- [WHAT THE EXERCISE ASKS]
Word for word, restate all of the records.

(Page and application data records)
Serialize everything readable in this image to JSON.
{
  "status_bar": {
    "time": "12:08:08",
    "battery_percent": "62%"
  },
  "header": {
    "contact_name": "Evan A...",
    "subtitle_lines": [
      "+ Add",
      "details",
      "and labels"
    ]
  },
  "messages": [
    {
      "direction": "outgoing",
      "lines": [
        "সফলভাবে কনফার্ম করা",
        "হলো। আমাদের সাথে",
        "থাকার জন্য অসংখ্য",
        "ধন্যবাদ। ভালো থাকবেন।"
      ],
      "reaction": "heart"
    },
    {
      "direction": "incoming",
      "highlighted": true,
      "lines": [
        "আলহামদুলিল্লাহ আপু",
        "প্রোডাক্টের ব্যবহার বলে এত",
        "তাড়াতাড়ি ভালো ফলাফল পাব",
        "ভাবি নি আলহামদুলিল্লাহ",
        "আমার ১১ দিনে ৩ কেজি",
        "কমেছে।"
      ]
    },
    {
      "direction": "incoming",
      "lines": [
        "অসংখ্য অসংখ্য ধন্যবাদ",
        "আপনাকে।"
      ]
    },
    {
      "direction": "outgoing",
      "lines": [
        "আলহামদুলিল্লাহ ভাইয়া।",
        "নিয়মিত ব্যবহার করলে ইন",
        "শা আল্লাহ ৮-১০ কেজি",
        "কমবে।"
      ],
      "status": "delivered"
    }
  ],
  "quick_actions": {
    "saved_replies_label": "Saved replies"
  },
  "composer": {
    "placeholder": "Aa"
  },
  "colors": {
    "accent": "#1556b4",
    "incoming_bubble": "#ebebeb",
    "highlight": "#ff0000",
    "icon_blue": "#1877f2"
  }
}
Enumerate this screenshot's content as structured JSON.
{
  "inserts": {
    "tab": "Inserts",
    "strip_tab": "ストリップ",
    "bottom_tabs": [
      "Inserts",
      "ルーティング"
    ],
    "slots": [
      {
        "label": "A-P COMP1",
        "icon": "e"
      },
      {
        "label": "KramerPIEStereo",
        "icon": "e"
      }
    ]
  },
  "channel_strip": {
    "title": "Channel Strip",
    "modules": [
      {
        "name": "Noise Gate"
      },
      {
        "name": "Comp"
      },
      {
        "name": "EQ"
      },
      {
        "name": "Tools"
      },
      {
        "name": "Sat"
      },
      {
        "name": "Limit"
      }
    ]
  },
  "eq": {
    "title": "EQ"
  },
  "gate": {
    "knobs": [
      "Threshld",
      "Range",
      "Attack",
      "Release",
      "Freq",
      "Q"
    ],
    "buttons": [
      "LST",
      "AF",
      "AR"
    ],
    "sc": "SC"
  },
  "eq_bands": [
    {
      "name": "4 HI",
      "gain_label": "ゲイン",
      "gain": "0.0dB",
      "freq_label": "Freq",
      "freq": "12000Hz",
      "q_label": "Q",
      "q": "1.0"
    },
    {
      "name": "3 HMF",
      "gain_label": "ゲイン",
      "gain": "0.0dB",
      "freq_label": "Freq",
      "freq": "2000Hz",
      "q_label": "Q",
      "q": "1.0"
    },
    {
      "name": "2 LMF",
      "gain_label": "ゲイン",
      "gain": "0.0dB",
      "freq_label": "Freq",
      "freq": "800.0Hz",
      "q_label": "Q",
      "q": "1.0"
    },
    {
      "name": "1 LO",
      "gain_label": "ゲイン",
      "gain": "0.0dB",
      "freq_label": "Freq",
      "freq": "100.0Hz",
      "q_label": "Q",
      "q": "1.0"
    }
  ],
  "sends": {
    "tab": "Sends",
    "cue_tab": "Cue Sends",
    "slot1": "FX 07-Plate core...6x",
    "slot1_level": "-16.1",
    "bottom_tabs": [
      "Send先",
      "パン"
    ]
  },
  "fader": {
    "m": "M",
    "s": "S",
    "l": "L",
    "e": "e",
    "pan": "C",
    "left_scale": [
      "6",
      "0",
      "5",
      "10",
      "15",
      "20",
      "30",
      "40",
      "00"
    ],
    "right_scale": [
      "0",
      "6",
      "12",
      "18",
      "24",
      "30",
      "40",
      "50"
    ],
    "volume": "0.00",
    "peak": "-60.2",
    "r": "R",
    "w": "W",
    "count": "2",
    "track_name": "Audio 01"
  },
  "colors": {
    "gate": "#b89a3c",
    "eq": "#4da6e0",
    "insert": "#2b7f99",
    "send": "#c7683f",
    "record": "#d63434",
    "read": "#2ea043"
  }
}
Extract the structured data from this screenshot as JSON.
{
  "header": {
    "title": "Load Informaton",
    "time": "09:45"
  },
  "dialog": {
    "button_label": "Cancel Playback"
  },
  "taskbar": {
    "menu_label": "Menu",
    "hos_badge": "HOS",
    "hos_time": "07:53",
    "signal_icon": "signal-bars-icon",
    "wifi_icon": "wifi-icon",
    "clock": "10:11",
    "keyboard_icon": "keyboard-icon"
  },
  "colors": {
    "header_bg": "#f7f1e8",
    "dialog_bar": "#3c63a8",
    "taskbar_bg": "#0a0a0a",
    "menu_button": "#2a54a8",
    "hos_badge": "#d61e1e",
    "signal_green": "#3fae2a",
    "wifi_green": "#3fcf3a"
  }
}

- [ANSWER TO THE PROBLEM]
Serialize everything readable in this image to JSON.
{
  "status_bar": {
    "time": "12:08:08",
    "battery_percent": "62%"
  },
  "header": {
    "contact_name": "Evan A...",
    "subtitle_lines": [
      "+ Add",
      "details",
      "and labels"
    ]
  },
  "messages": [
    {
      "direction": "outgoing",
      "lines": [
        "সফলভাবে কনফার্ম করা",
        "হলো। আমাদের সাথে",
        "থাকার জন্য অসংখ্য",
        "ধন্যবাদ। ভালো থাকবেন।"
      ],
      "reaction": "heart"
    },
    {
      "direction": "incoming",
      "highlighted": true,
      "lines": [
        "আলহামদুলিল্লাহ আপু",
        "প্রোডাক্টের ব্যবহার বলে এত",
        "তাড়াতাড়ি ভালো ফলাফল পাব",
        "ভাবি নি আলহামদুলিল্লাহ",
        "আমার ১১ দিনে ৩ কেজি",
        "কমেছে।"
      ]
    },
    {
      "direction": "incoming",
      "lines": [
        "অসংখ্য অসংখ্য ধন্যবাদ",
        "আপনাকে।"
      ]
    },
    {
      "direction": "outgoing",
      "lines": [
        "আলহামদুলিল্লাহ ভাইয়া।",
        "নিয়মিত ব্যবহার করলে ইন",
        "শা আল্লাহ ৮-১০ কেজি",
        "কমবে।"
      ],
      "status": "delivered"
    }
  ],
  "quick_actions": {
    "saved_replies_label": "Saved replies"
  },
  "composer": {
    "placeholder": "Aa"
  },
  "colors": {
    "accent": "#1556b4",
    "incoming_bubble": "#ebebeb",
    "highlight": "#ff0000",
    "icon_blue": "#1877f2"
  }
}
Enumerate this screenshot's content as structured JSON.
{
  "inserts": {
    "tab": "Inserts",
    "strip_tab": "ストリップ",
    "bottom_tabs": [
      "Inserts",
      "ルーティング"
    ],
    "slots": [
      {
        "label": "A-P COMP1",
        "icon": "e"
      },
      {
        "label": "KramerPIEStereo",
        "icon": "e"
      }
    ]
  },
  "channel_strip": {
    "title": "Channel Strip",
    "modules": [
      {
        "name": "Noise Gate"
      },
      {
        "name": "Comp"
      },
      {
        "name": "EQ"
      },
      {
        "name": "Tools"
      },
      {
        "name": "Sat"
      },
      {
        "name": "Limit"
      }
    ]
  },
  "eq": {
    "title": "EQ"
  },
  "gate": {
    "knobs": [
      "Threshld",
      "Range",
      "Attack",
      "Release",
      "Freq",
      "Q"
    ],
    "buttons": [
      "LST",
      "AF",
      "AR"
    ],
    "sc": "SC"
  },
  "eq_bands": [
    {
      "name": "4 HI",
      "gain_label": "ゲイン",
      "gain": "0.0dB",
      "freq_label": "Freq",
      "freq": "12000Hz",
      "q_label": "Q",
      "q": "1.0"
    },
    {
      "name": "3 HMF",
      "gain_label": "ゲイン",
      "gain": "0.0dB",
      "freq_label": "Freq",
      "freq": "2000Hz",
      "q_label": "Q",
      "q": "1.0"
    },
    {
      "name": "2 LMF",
      "gain_label": "ゲイン",
      "gain": "0.0dB",
      "freq_label": "Freq",
      "freq": "800.0Hz",
      "q_label": "Q",
      "q": "1.0"
    },
    {
      "name": "1 LO",
      "gain_label": "ゲイン",
      "gain": "0.0dB",
      "freq_label": "Freq",
      "freq": "100.0Hz",
      "q_label": "Q",
      "q": "1.0"
    }
  ],
  "sends": {
    "tab": "Sends",
    "cue_tab": "Cue Sends",
    "slot1": "FX 07-Plate core...6x",
    "slot1_level": "-16.1",
    "bottom_tabs": [
      "Send先",
      "パン"
    ]
  },
  "fader": {
    "m": "M",
    "s": "S",
    "l": "L",
    "e": "e",
    "pan": "C",
    "left_scale": [
      "6",
      "0",
      "5",
      "10",
      "15",
      "20",
      "30",
      "40",
      "00"
    ],
    "right_scale": [
      "0",
      "6",
      "12",
      "18",
      "24",
      "30",
      "40",
      "50"
    ],
    "volume": "0.00",
    "peak": "-60.2",
    "r": "R",
    "w": "W",
    "count": "2",
    "track_name": "Audio 01"
  },
  "colors": {
    "gate": "#b89a3c",
    "eq": "#4da6e0",
    "insert": "#2b7f99",
    "send": "#c7683f",
    "record": "#d63434",
    "read": "#2ea043"
  }
}
Extract the structured data from this screenshot as JSON.
{
  "header": {
    "title": "Load Informaton",
    "time": "09:45"
  },
  "dialog": {
    "button_label": "Cancel Playback"
  },
  "taskbar": {
    "menu_label": "Menu",
    "hos_badge": "HOS",
    "hos_time": "07:53",
    "signal_icon": "signal-bars-icon",
    "wifi_icon": "wifi-icon",
    "clock": "10:11",
    "keyboard_icon": "keyboard-icon"
  },
  "colors": {
    "header_bg": "#f7f1e8",
    "dialog_bar": "#3c63a8",
    "taskbar_bg": "#0a0a0a",
    "menu_button": "#2a54a8",
    "hos_badge": "#d61e1e",
    "signal_green": "#3fae2a",
    "wifi_green": "#3fcf3a"
  }
}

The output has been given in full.